▶ **Assignment**
The required answer is every line of the data containing the word "value".

▶ **Data supplied**
+ + +
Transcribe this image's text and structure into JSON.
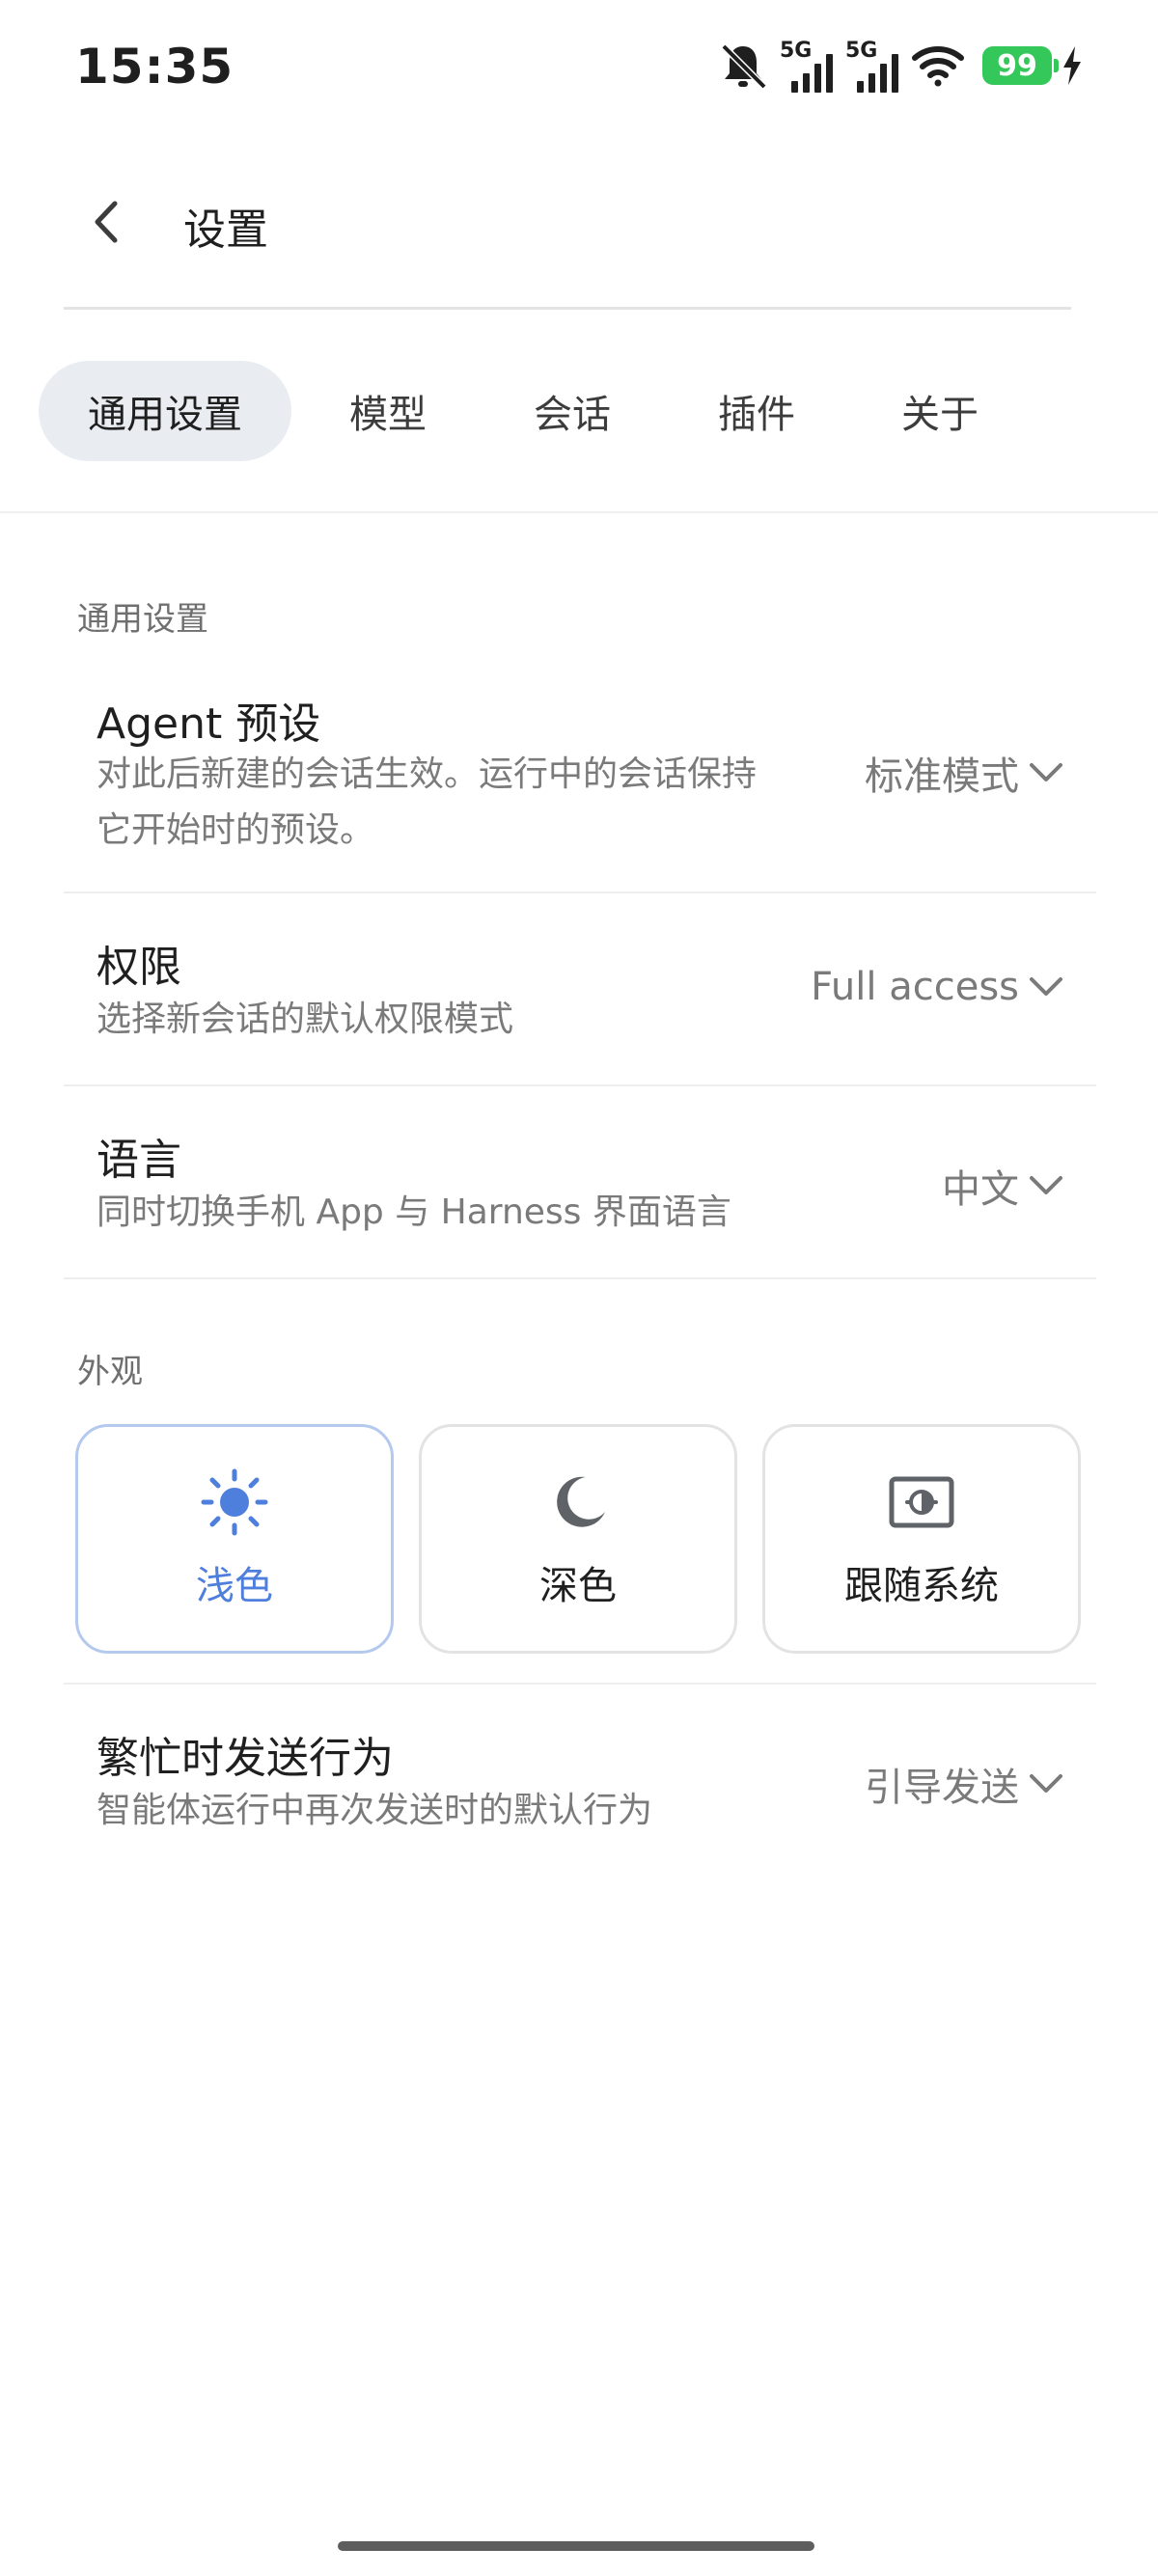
{
  "status_bar": {
    "time": "15:35",
    "network_1": "5G",
    "network_2": "5G",
    "battery": "99",
    "icons": [
      "bell-muted-icon",
      "signal-icon",
      "signal-icon",
      "wifi-icon",
      "battery-icon",
      "charging-bolt-icon"
    ]
  },
  "header": {
    "title": "设置",
    "back_icon": "chevron-left-icon"
  },
  "tabs": [
    {
      "label": "通用设置",
      "active": true
    },
    {
      "label": "模型",
      "active": false
    },
    {
      "label": "会话",
      "active": false
    },
    {
      "label": "插件",
      "active": false
    },
    {
      "label": "关于",
      "active": false
    }
  ],
  "general": {
    "section_label": "通用设置",
    "agent_preset": {
      "title": "Agent 预设",
      "desc_line1": "对此后新建的会话生效。运行中的会话保持",
      "desc_line2": "它开始时的预设。",
      "value": "标准模式"
    },
    "permissions": {
      "title": "权限",
      "desc": "选择新会话的默认权限模式",
      "value": "Full access"
    },
    "language": {
      "title": "语言",
      "desc": "同时切换手机 App 与 Harness 界面语言",
      "value": "中文"
    }
  },
  "appearance": {
    "section_label": "外观",
    "options": [
      {
        "label": "浅色",
        "icon": "sun-icon",
        "selected": true
      },
      {
        "label": "深色",
        "icon": "moon-icon",
        "selected": false
      },
      {
        "label": "跟随系统",
        "icon": "brightness-auto-icon",
        "selected": false
      }
    ]
  },
  "busy_send": {
    "title": "繁忙时发送行为",
    "desc": "智能体运行中再次发送时的默认行为",
    "value": "引导发送"
  },
  "colors": {
    "accent": "#4f7fdc",
    "active_tab_bg": "#e9edf2",
    "battery": "#34c759"
  }
}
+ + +
▶ **Task answer**
      "value": "标准模式"
      "value": "Full access"
      "value": "中文"
    "value": "引导发送"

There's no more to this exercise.